Cannabis Cuisine Is Back In Thailand
Image Credit: Cannabis | Image Credit:

We're sure you've had your fair share of Thai fare. From the quintessential pad thai to the fiery Thai red curry, Thailand is never one to disappoint when it comes to food. The country's many chefs continue to innovate on traditional fare today, and their latest obsession is one that is sure not to disappoint: cannabis cuisine. Yes, you read that correctly; you can enjoy the best regional fare in the country, laced with devil’s lettuce. Read on to learn more about this phenomenon that is rapidly defining Thailand’s food scene.

Cannabis has been a cornerstone of traditional Thai medicine for centuries; however, its use declined in the late 20th century when the country passed strict laws that made its possession and sale illegal. These laws were enforced in urban areas for the most part; rural areas continued to use the plant for both medicinal and recreational purposes. In a historic first for Asia, the Thai government removed cannabis from the controlled substance list in 2018, making the possession of cannabis and its derivatives, including hemp and hemp oil, legal for medicinal and recreational purposes. This opened the door for the revival of cannabis cuisine in Thailand. As the benefits of cannabis became more widely known and accepted, cannabis-infused dishes began to reappear on restaurant menus and at private events.
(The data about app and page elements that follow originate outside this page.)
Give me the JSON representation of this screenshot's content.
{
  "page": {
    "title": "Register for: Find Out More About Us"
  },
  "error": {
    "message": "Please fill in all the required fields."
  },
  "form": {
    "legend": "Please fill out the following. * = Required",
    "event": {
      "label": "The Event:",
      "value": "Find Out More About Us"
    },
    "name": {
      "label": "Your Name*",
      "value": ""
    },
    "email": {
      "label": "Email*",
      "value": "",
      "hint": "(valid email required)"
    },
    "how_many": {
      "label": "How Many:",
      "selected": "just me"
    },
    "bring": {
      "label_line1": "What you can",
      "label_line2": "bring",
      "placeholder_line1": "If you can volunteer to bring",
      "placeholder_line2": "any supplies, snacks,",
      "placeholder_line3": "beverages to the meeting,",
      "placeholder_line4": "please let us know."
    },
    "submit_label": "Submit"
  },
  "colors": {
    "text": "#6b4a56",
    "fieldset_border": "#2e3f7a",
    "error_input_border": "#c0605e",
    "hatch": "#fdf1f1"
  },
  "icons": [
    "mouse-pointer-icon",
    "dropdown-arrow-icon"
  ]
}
You'd be disappointed if you were seeking to get high on these preparations; the law forbids publicly sold food or cosmetics from containing more than 0.2% THC. Moreover, the part of the plant that has the highest concentration of THC, the flower, is not used in the country’s cuisine, which puts the cuisine sold across the country well within legal limits. Chefs use just about every other part of the plant, including the stems, leaves, and root. The reasoning behind incorporating the plant into the country’s many staples is twofold: for medicinal benefits and as a flavor enhancer. There is credible research that supports the medicinal properties of cannabis, from reducing inflammation to inducing calm. Science also proved that parts of the plant are rich in glutamic acid, a natural flavor enhancer that is the precursor to MSG. The leaves are said to have the highest concentration of glutamic acid, in a percentage that beats out several other foods that naturally contain the compound, such as parmesan cheese.
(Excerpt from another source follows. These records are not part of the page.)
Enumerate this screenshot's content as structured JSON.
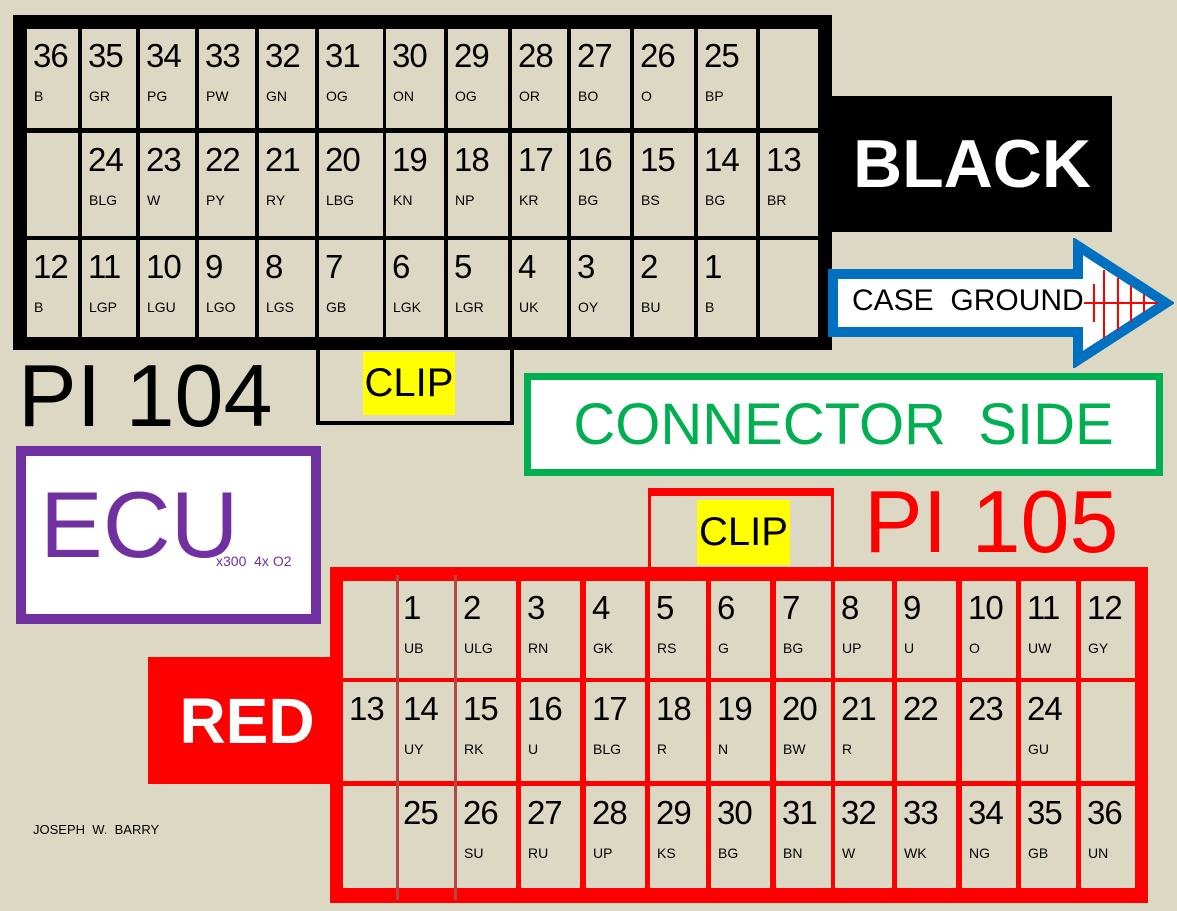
{
  "colors": {
    "background": "#ddd8c3",
    "black_connector": "#000000",
    "red_connector": "#ff0000",
    "ecu_purple": "#7030a0",
    "connector_side_green": "#00b050",
    "case_ground_blue": "#0070c0",
    "clip_yellow": "#ffff00"
  },
  "pi104": {
    "title": "PI 104",
    "label": "BLACK",
    "clip": "CLIP",
    "rows": [
      [
        {
          "num": "36",
          "code": "B"
        },
        {
          "num": "35",
          "code": "GR"
        },
        {
          "num": "34",
          "code": "PG"
        },
        {
          "num": "33",
          "code": "PW"
        },
        {
          "num": "32",
          "code": "GN"
        },
        {
          "num": "31",
          "code": "OG"
        },
        {
          "num": "30",
          "code": "ON"
        },
        {
          "num": "29",
          "code": "OG"
        },
        {
          "num": "28",
          "code": "OR"
        },
        {
          "num": "27",
          "code": "BO"
        },
        {
          "num": "26",
          "code": "O"
        },
        {
          "num": "25",
          "code": "BP"
        },
        {
          "num": "",
          "code": ""
        }
      ],
      [
        {
          "num": "",
          "code": ""
        },
        {
          "num": "24",
          "code": "BLG"
        },
        {
          "num": "23",
          "code": "W"
        },
        {
          "num": "22",
          "code": "PY"
        },
        {
          "num": "21",
          "code": "RY"
        },
        {
          "num": "20",
          "code": "LBG"
        },
        {
          "num": "19",
          "code": "KN"
        },
        {
          "num": "18",
          "code": "NP"
        },
        {
          "num": "17",
          "code": "KR"
        },
        {
          "num": "16",
          "code": "BG"
        },
        {
          "num": "15",
          "code": "BS"
        },
        {
          "num": "14",
          "code": "BG"
        },
        {
          "num": "13",
          "code": "BR"
        }
      ],
      [
        {
          "num": "12",
          "code": "B"
        },
        {
          "num": "11",
          "code": "LGP"
        },
        {
          "num": "10",
          "code": "LGU"
        },
        {
          "num": "9",
          "code": "LGO"
        },
        {
          "num": "8",
          "code": "LGS"
        },
        {
          "num": "7",
          "code": "GB"
        },
        {
          "num": "6",
          "code": "LGK"
        },
        {
          "num": "5",
          "code": "LGR"
        },
        {
          "num": "4",
          "code": "UK"
        },
        {
          "num": "3",
          "code": "OY"
        },
        {
          "num": "2",
          "code": "BU"
        },
        {
          "num": "1",
          "code": "B"
        },
        {
          "num": "",
          "code": ""
        }
      ]
    ]
  },
  "pi105": {
    "title": "PI 105",
    "label": "RED",
    "clip": "CLIP",
    "rows": [
      [
        {
          "num": "",
          "code": ""
        },
        {
          "num": "1",
          "code": "UB"
        },
        {
          "num": "2",
          "code": "ULG"
        },
        {
          "num": "3",
          "code": "RN"
        },
        {
          "num": "4",
          "code": "GK"
        },
        {
          "num": "5",
          "code": "RS"
        },
        {
          "num": "6",
          "code": "G"
        },
        {
          "num": "7",
          "code": "BG"
        },
        {
          "num": "8",
          "code": "UP"
        },
        {
          "num": "9",
          "code": "U"
        },
        {
          "num": "10",
          "code": "O"
        },
        {
          "num": "11",
          "code": "UW"
        },
        {
          "num": "12",
          "code": "GY"
        }
      ],
      [
        {
          "num": "13",
          "code": ""
        },
        {
          "num": "14",
          "code": "UY"
        },
        {
          "num": "15",
          "code": "RK"
        },
        {
          "num": "16",
          "code": "U"
        },
        {
          "num": "17",
          "code": "BLG"
        },
        {
          "num": "18",
          "code": "R"
        },
        {
          "num": "19",
          "code": "N"
        },
        {
          "num": "20",
          "code": "BW"
        },
        {
          "num": "21",
          "code": "R"
        },
        {
          "num": "22",
          "code": ""
        },
        {
          "num": "23",
          "code": ""
        },
        {
          "num": "24",
          "code": "GU"
        },
        {
          "num": "",
          "code": ""
        }
      ],
      [
        {
          "num": "",
          "code": ""
        },
        {
          "num": "25",
          "code": ""
        },
        {
          "num": "26",
          "code": "SU"
        },
        {
          "num": "27",
          "code": "RU"
        },
        {
          "num": "28",
          "code": "UP"
        },
        {
          "num": "29",
          "code": "KS"
        },
        {
          "num": "30",
          "code": "BG"
        },
        {
          "num": "31",
          "code": "BN"
        },
        {
          "num": "32",
          "code": "W"
        },
        {
          "num": "33",
          "code": "WK"
        },
        {
          "num": "34",
          "code": "NG"
        },
        {
          "num": "35",
          "code": "GB"
        },
        {
          "num": "36",
          "code": "UN"
        }
      ]
    ]
  },
  "case_ground": "CASE  GROUND",
  "connector_side": "CONNECTOR  SIDE",
  "ecu": {
    "title": "ECU",
    "subtitle": "x300  4x O2"
  },
  "author": "JOSEPH  W.  BARRY"
}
The first restaurant to serve dishes that contained the plant is Ban Lao Reung, a homey, traditional family restaurant located in Prachinburi province. The restaurant serves several cannabis-infused preparations, using the plant’s leaves for the purpose, either fresh or in the form of a dried powder. Although there are traditional Thai recipes that center around the plant, most Thai restaurants today use the plant as a flavor enhancer, in a manner similar to how other Asian cuisines use MSG. The part of the plant used for the task depends on the preparation. Stocks or noodle broths use the stems or roots of the plant; the leaves are used either as garnish or as a standout ingredient. Popular Thai dishes that are flavored with cannabis include noodle-based preparations like pad thai, fried rice, spring rolls, soups, omelets, and Thai curries.
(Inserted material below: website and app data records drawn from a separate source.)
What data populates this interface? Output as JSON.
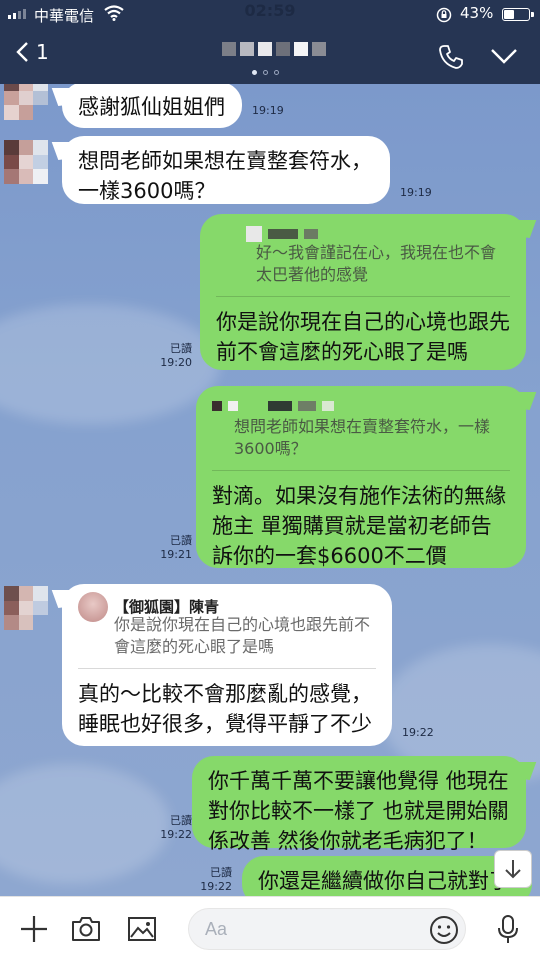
{
  "status_bar": {
    "carrier": "中華電信",
    "time": "02:59",
    "battery_pct": "43%"
  },
  "header": {
    "back_count": "1",
    "call_icon": "phone-icon",
    "menu_icon": "chevron-down-icon"
  },
  "messages": [
    {
      "id": "m1",
      "side": "in",
      "text": "感謝狐仙姐姐們",
      "time": "19:19"
    },
    {
      "id": "m2",
      "side": "in",
      "text": "想問老師如果想在賣整套符水，一樣3600嗎？",
      "time": "19:19"
    },
    {
      "id": "m3",
      "side": "out",
      "quote": "好～我會謹記在心，我現在也不會太巴著他的感覺",
      "text": "你是說你現在自己的心境也跟先前不會這麼的死心眼了是嗎",
      "read": "已讀",
      "time": "19:20"
    },
    {
      "id": "m4",
      "side": "out",
      "quote": "想問老師如果想在賣整套符水，一樣3600嗎？",
      "text": "對滴。如果沒有施作法術的無緣施主 單獨購買就是當初老師告訴你的一套$6600不二價",
      "read": "已讀",
      "time": "19:21"
    },
    {
      "id": "m5",
      "side": "in",
      "quote_author": "【御狐園】陳青",
      "quote": "你是說你現在自己的心境也跟先前不會這麼的死心眼了是嗎",
      "text": "真的～比較不會那麼亂的感覺，睡眠也好很多，覺得平靜了不少",
      "time": "19:22"
    },
    {
      "id": "m6",
      "side": "out",
      "text": "你千萬千萬不要讓他覺得 他現在對你比較不一樣了 也就是開始關係改善 然後你就老毛病犯了！",
      "read": "已讀",
      "time": "19:22"
    },
    {
      "id": "m7",
      "side": "out",
      "text": "你還是繼續做你自己就對了",
      "read": "已讀",
      "time": "19:22"
    }
  ],
  "input": {
    "placeholder": "Aa"
  },
  "colors": {
    "header_bg": "#263553",
    "bubble_out": "#86d96a",
    "bubble_in": "#ffffff",
    "chat_bg": "#7f9bcc"
  },
  "icons": [
    "plus-icon",
    "camera-icon",
    "image-icon",
    "emoji-icon",
    "microphone-icon",
    "scroll-down-icon"
  ]
}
There are also several other contemporary dishes and products sold across the country that feature hemp extract, from cannabis-infused boba tea to cannabis pizza. You can even buy these items on e-commerce platforms across the country. Several Thai dispensaries infuse terpenes and CBD into several edible items, such as popcorn, gummies, non-alcoholic RTDs, etc. It's interesting to note that these dispensaries sell these 0.2% THC products alongside potent strains of cannabis flowers and pre-rolls with THC levels exceeding 11% on their websites. The revenue of the legal cannabis market totaled USD 80.3 million in 2021 last year, with experts estimating the number to almost triple this year, in conjunction with the predicted compound annual growth rate of 58.4% from 2022 to 2030. 88.4% of this market is dominated by hemp-based products, which include everything from CBD tinctures to the hemp plants used in the country’s cuisine. While these numbers are impressive, even more so considering that the country is the only one in Asia to even have a legal market for the plant, advocates of the plant remain unsatisfied, stating that the rewritten laws still have many caveats. Thai citizens and businessmen are lobbying for the complete legalization of the plant since the 0.2% THC cap on edible and cosmetic products that feature the plant severely limits the market's potential.